Muscle bridges the gap
Six years ago, a footbridge across Backlinn Falls, near Callander was washed away after heavy rains. The 20m crossing of a very deep gorge was a popular local attraction and the local development trust has worked hard since then to ensure a replacement bridge was built. The inaccessibility of the location presented the bridge builders with a major logistical problem. Unable to use either a crane or helicopter to manoeuvre the 20 ton bridge into place,the solution had to be low-tech
A 20-tonne bridge is being hauled into place by hand because its remote location makes it impossible to use a crane. The new bridge across Bracklinn Falls, near Callander, is expected to be fully in place by Sunday. The wood and copper structure had to be built on site as the thick woodland also meant helicopters could not be used in the construction. The original steel bridge was washed away by floods in August 2004. Very heavy rain in that month also destroyed bridges in nearby Braeleny and Edinample, near Lochearnhead.
Kenny Auld, from Loch Lomond and the Trossachs National Park, said building the £110,000 bridge had been an “exceptionally difficult task. It’s a 20m span across a very deep gorge,” he said.
“For the last six years the community and the national park have been trying to get a replacement in place. I’ve taken three batches of Royal Engineers to the site and they’ve just laughed in my face and told me I’m crazy.”

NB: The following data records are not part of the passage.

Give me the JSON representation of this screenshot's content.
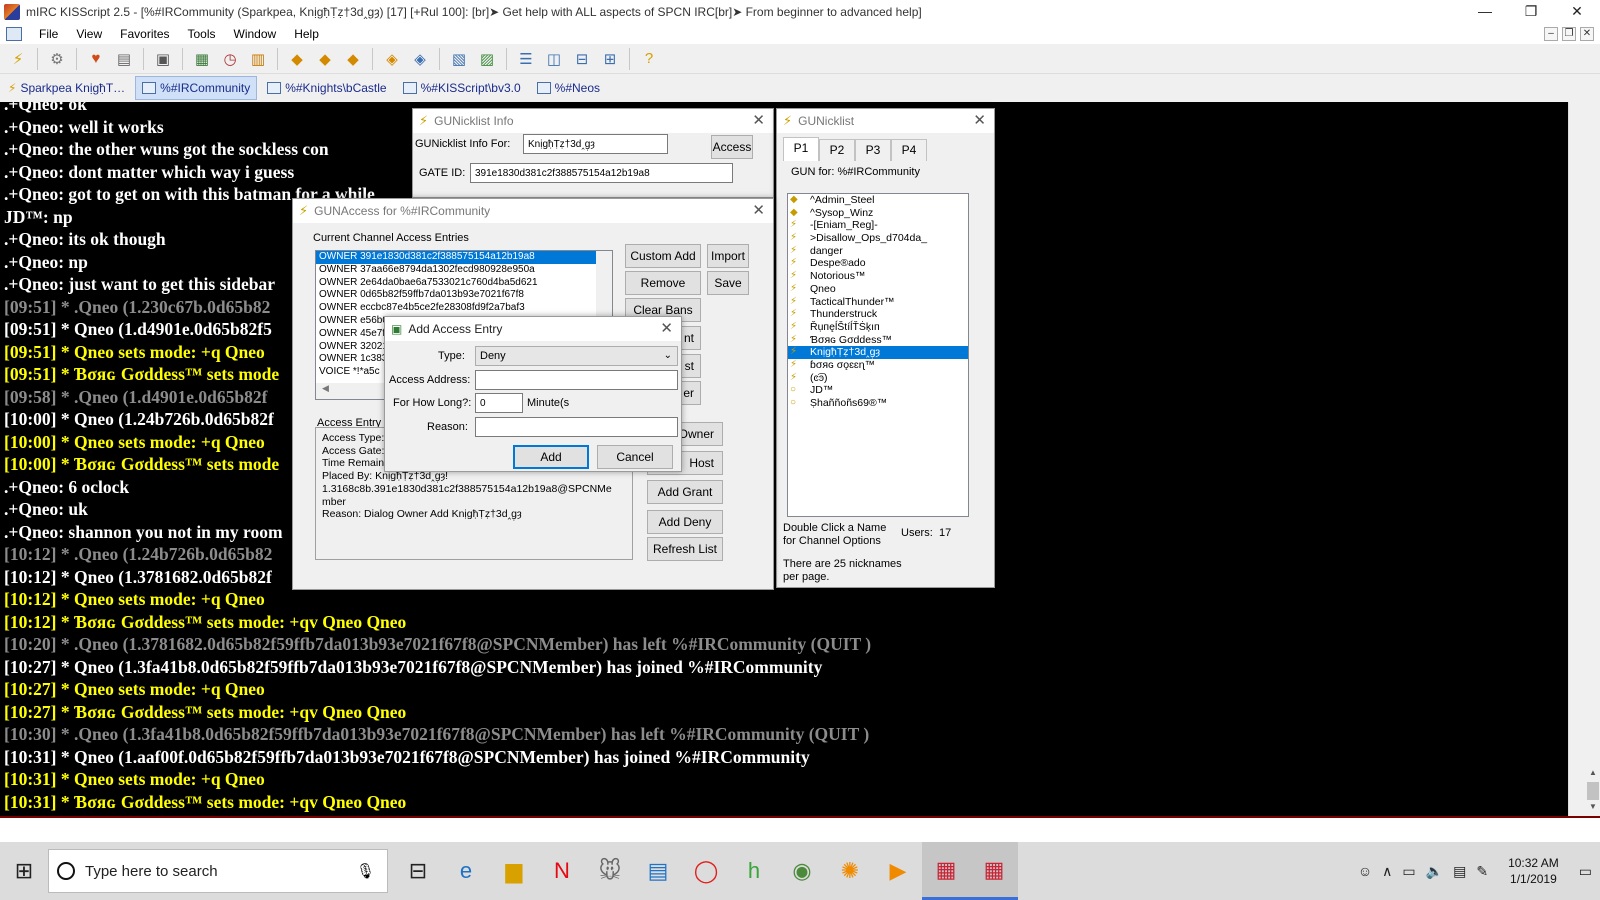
{
  "app": {
    "title": "mIRC KISScript 2.5 - [%#IRCommunity (Sparkpea, Knịgħ̣Ṭẓ†3d‸g̣ȝ) [17] [+Rul 100]: [br]➤ Get help with ALL aspects of SPCN IRC[br]➤ From beginner to advanced help]",
    "window_controls": [
      "—",
      "❐",
      "✕"
    ]
  },
  "menu": {
    "items": [
      "File",
      "View",
      "Favorites",
      "Tools",
      "Window",
      "Help"
    ]
  },
  "switchbar": {
    "tabs": [
      {
        "label": "Sparkpea Knịgħ̣T…",
        "active": false
      },
      {
        "label": "%#IRCommunity",
        "active": true
      },
      {
        "label": "%#Knights\\bCastle",
        "active": false
      },
      {
        "label": "%#KISScript\\bv3.0",
        "active": false
      },
      {
        "label": "%#Neos",
        "active": false
      }
    ]
  },
  "chat": {
    "lines": [
      {
        "text": ".+Qneo: ok",
        "color": "white"
      },
      {
        "text": ".+Qneo: well it works",
        "color": "white"
      },
      {
        "text": ".+Qneo: the other wuns got the sockless con",
        "color": "white"
      },
      {
        "text": ".+Qneo: dont matter which way i guess",
        "color": "white"
      },
      {
        "text": ".+Qneo: got to get on with this batman for a while",
        "color": "white"
      },
      {
        "text": "JD™: np",
        "color": "white"
      },
      {
        "text": ".+Qneo: its ok though",
        "color": "white"
      },
      {
        "text": ".+Qneo: np",
        "color": "white"
      },
      {
        "text": ".+Qneo: just want to get this sidebar",
        "color": "white"
      },
      {
        "text": "[09:51] * .Qneo (1.230c67b.0d65b82",
        "color": "gray"
      },
      {
        "text": "[09:51] * Qneo (1.d4901e.0d65b82f5",
        "color": "white"
      },
      {
        "text": "[09:51] * Qneo sets mode: +q Qneo",
        "color": "yellow"
      },
      {
        "text": "[09:51] * Ɓσяɢ Gσddess™ sets mode",
        "color": "yellow"
      },
      {
        "text": "[09:58] * .Qneo (1.d4901e.0d65b82f",
        "color": "gray"
      },
      {
        "text": "[10:00] * Qneo (1.24b726b.0d65b82f",
        "color": "white"
      },
      {
        "text": "[10:00] * Qneo sets mode: +q Qneo",
        "color": "yellow"
      },
      {
        "text": "[10:00] * Ɓσяɢ Gσddess™ sets mode",
        "color": "yellow"
      },
      {
        "text": ".+Qneo: 6 oclock",
        "color": "white"
      },
      {
        "text": ".+Qneo: uk",
        "color": "white"
      },
      {
        "text": ".+Qneo: shannon you not in my room",
        "color": "white"
      },
      {
        "text": "[10:12] * .Qneo (1.24b726b.0d65b82",
        "color": "gray"
      },
      {
        "text": "[10:12] * Qneo (1.3781682.0d65b82f",
        "color": "white"
      },
      {
        "text": "[10:12] * Qneo sets mode: +q Qneo",
        "color": "yellow"
      },
      {
        "text": "[10:12] * Ɓσяɢ Gσddess™ sets mode: +qv Qneo Qneo",
        "color": "yellow"
      },
      {
        "text": "[10:20] * .Qneo (1.3781682.0d65b82f59ffb7da013b93e7021f67f8@SPCNMember) has left %#IRCommunity (QUIT )",
        "color": "gray"
      },
      {
        "text": "[10:27] * Qneo (1.3fa41b8.0d65b82f59ffb7da013b93e7021f67f8@SPCNMember) has joined %#IRCommunity",
        "color": "white"
      },
      {
        "text": "[10:27] * Qneo sets mode: +q Qneo",
        "color": "yellow"
      },
      {
        "text": "[10:27] * Ɓσяɢ Gσddess™ sets mode: +qv Qneo Qneo",
        "color": "yellow"
      },
      {
        "text": "[10:30] * .Qneo (1.3fa41b8.0d65b82f59ffb7da013b93e7021f67f8@SPCNMember) has left %#IRCommunity (QUIT )",
        "color": "gray"
      },
      {
        "text": "[10:31] * Qneo (1.aaf00f.0d65b82f59ffb7da013b93e7021f67f8@SPCNMember) has joined %#IRCommunity",
        "color": "white"
      },
      {
        "text": "[10:31] * Qneo sets mode: +q Qneo",
        "color": "yellow"
      },
      {
        "text": "[10:31] * Ɓσяɢ Gσddess™ sets mode: +qv Qneo Qneo",
        "color": "yellow"
      }
    ]
  },
  "info_dialog": {
    "title": "GUNicklist Info",
    "for_label": "GUNicklist Info For:",
    "for_value": "Knịgħ̣Ṭẓ†3d‸g̣ȝ",
    "access_button": "Access",
    "gate_label": "GATE ID:",
    "gate_value": "391e1830d381c2f388575154a12b19a8"
  },
  "nicklist_dialog": {
    "title": "GUNicklist",
    "tabs": [
      "P1",
      "P2",
      "P3",
      "P4"
    ],
    "gun_for": "GUN for: %#IRCommunity",
    "nicks": [
      {
        "name": "^Admin_Steel",
        "selected": false
      },
      {
        "name": "^Sysop_Winz",
        "selected": false
      },
      {
        "name": "-[Eniam_Reg]-",
        "selected": false
      },
      {
        "name": ">Disallow_Ops_d704da_",
        "selected": false
      },
      {
        "name": "danger",
        "selected": false
      },
      {
        "name": "Despe®ado",
        "selected": false
      },
      {
        "name": "Notorious™",
        "selected": false
      },
      {
        "name": "Qneo",
        "selected": false
      },
      {
        "name": "TacticalThunder™",
        "selected": false
      },
      {
        "name": "Thunderstruck",
        "selected": false
      },
      {
        "name": "ŘụпęĺŠtíĺŤṠķıп",
        "selected": false
      },
      {
        "name": "Ɓσяɢ Gσddess™",
        "selected": false
      },
      {
        "name": "Knịgħ̣Ṭẓ†3d‸g̣ȝ",
        "selected": true
      },
      {
        "name": "ɓσяɢ σǫɛɛɳ™",
        "selected": false
      },
      {
        "name": "(ͼ͡ͽ)",
        "selected": false
      },
      {
        "name": "JD™",
        "selected": false
      },
      {
        "name": "Ṣhaññoñs69®™",
        "selected": false
      }
    ],
    "hint": "Double Click a Name for Channel Options",
    "users_label": "Users:",
    "users_count": "17",
    "footer": "There are 25 nicknames per page."
  },
  "access_dialog": {
    "title": "GUNAccess for %#IRCommunity",
    "list_label": "Current Channel Access Entries",
    "entries": [
      {
        "text": "OWNER 391e1830d381c2f388575154a12b19a8",
        "selected": true
      },
      {
        "text": "OWNER 37aa66e8794da1302fecd980928e950a",
        "selected": false
      },
      {
        "text": "OWNER 2e64da0bae6a7533021c760d4ba5d621",
        "selected": false
      },
      {
        "text": "OWNER 0d65b82f59ffb7da013b93e7021f67f8",
        "selected": false
      },
      {
        "text": "OWNER eccbc87e4b5ce2fe28308fd9f2a7baf3",
        "selected": false
      },
      {
        "text": "OWNER e56b0",
        "selected": false
      },
      {
        "text": "OWNER 45e7f",
        "selected": false
      },
      {
        "text": "OWNER 32021",
        "selected": false
      },
      {
        "text": "OWNER 1c383",
        "selected": false
      },
      {
        "text": "VOICE *!*a5c",
        "selected": false
      }
    ],
    "buttons": {
      "custom_add": "Custom Add",
      "import": "Import",
      "remove": "Remove",
      "save": "Save",
      "clear_bans": "Clear Bans",
      "b4": "nt",
      "b5": "st",
      "b6": "er",
      "owner": "Owner",
      "host": "Host",
      "add_grant": "Add Grant",
      "add_deny": "Add Deny",
      "refresh": "Refresh List"
    },
    "info_label": "Access Entry I",
    "info_lines": [
      "Access Type:",
      "Access Gate:",
      "Time Remainin",
      "Placed By: Knịgħ̣Ṭẓ†3d‸g̣ȝ!",
      "1.3168c8b.391e1830d381c2f388575154a12b19a8@SPCNMe",
      "mber",
      "Reason: Dialog Owner Add Knịgħ̣Ṭẓ†3d‸g̣ȝ"
    ]
  },
  "add_dialog": {
    "title": "Add Access Entry",
    "type_label": "Type:",
    "type_value": "Deny",
    "address_label": "Access Address:",
    "address_value": "",
    "howlong_label": "For How Long?:",
    "howlong_value": "0",
    "minutes_label": "Minute(s",
    "reason_label": "Reason:",
    "reason_value": "",
    "add_button": "Add",
    "cancel_button": "Cancel"
  },
  "taskbar": {
    "search_placeholder": "Type here to search",
    "apps": [
      {
        "icon": "task-view-icon",
        "glyph": "⊟"
      },
      {
        "icon": "edge-icon",
        "glyph": "e"
      },
      {
        "icon": "file-explorer-icon",
        "glyph": "▆"
      },
      {
        "icon": "netflix-icon",
        "glyph": "N"
      },
      {
        "icon": "mouse-app-icon",
        "glyph": "🐭"
      },
      {
        "icon": "document-app-icon",
        "glyph": "▤"
      },
      {
        "icon": "red-app-icon",
        "glyph": "◯"
      },
      {
        "icon": "h-app-icon",
        "glyph": "h"
      },
      {
        "icon": "chrome-icon",
        "glyph": "◉"
      },
      {
        "icon": "orange-app-icon",
        "glyph": "✺"
      },
      {
        "icon": "media-app-icon",
        "glyph": "▶"
      },
      {
        "icon": "mirc-icon-1",
        "glyph": "▦"
      },
      {
        "icon": "mirc-icon-2",
        "glyph": "▦"
      }
    ],
    "time": "10:32 AM",
    "date": "1/1/2019"
  },
  "colors": {
    "chat_white": "#ffffff",
    "chat_gray": "#8c8c8c",
    "chat_yellow": "#ffff00",
    "selection": "#0078d7"
  }
}
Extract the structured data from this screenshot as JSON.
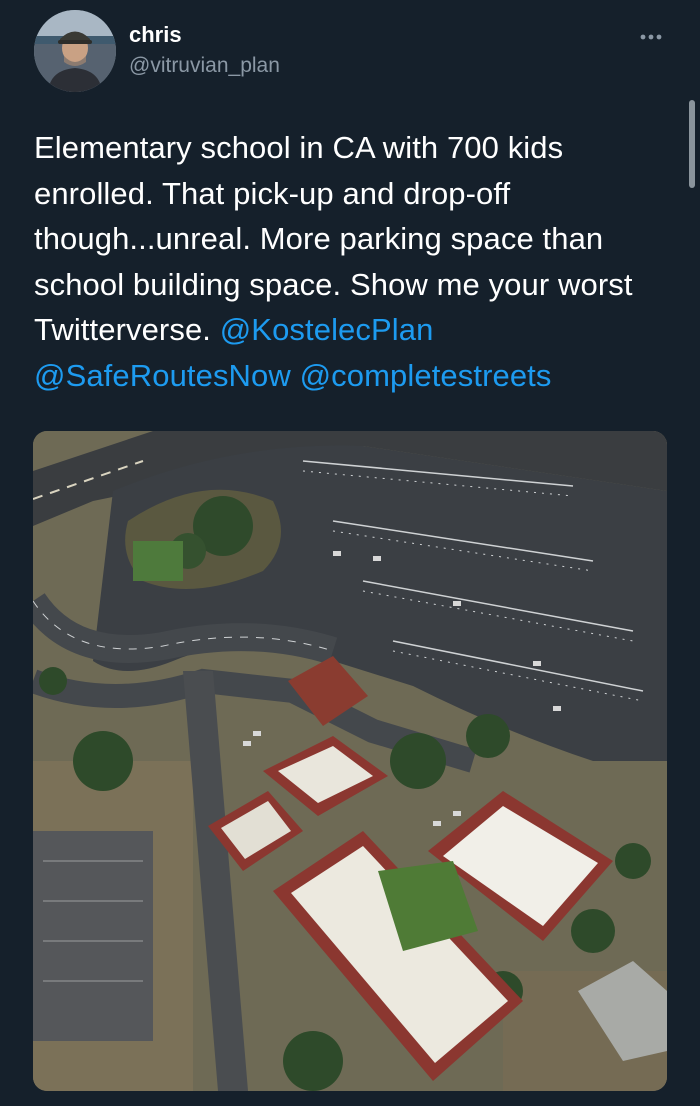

The national park had to build a small access road to the site to transport materials, but it is only accessible to four-wheel drives or quad bikes. Engineers from Crief-based Strong Bridges built temporary steel rails across the gorge and mounted the bridge on skids so it could be pulled across. The bridge’s location has made the task “exceptionally difficult”
“There’s a hand winch on the other side with one or two people winching the 20 tonne bridge across,” said Mr Auld, who is managing the project for the national park. The bridge is made from Douglas firs from the Heritage Plantation in Dunkeld and has a copper roof. When in place, it will give an “iconic view” of the falls, Mr Auld said.
The project has been funded by the national park, the Forth Valley and Lomond Leader and Scottish Natural Heritage and was built in partnership with Callander Community Development Trust.
The Trust’s John Snodin said people in Callander had lobbied for a new bridge ever since the old one was washed away six years ago. “Both locals and tourists visit the site daily and the new bridge will be a destination in itself as well as a position to view the cataracts, which are impressive. The bridge is only a short distance from the car park but it can also be utilised to create a series of longer circuits in the Callander area.”
It will be officially opened in November after landscaping and footpath work has been completed.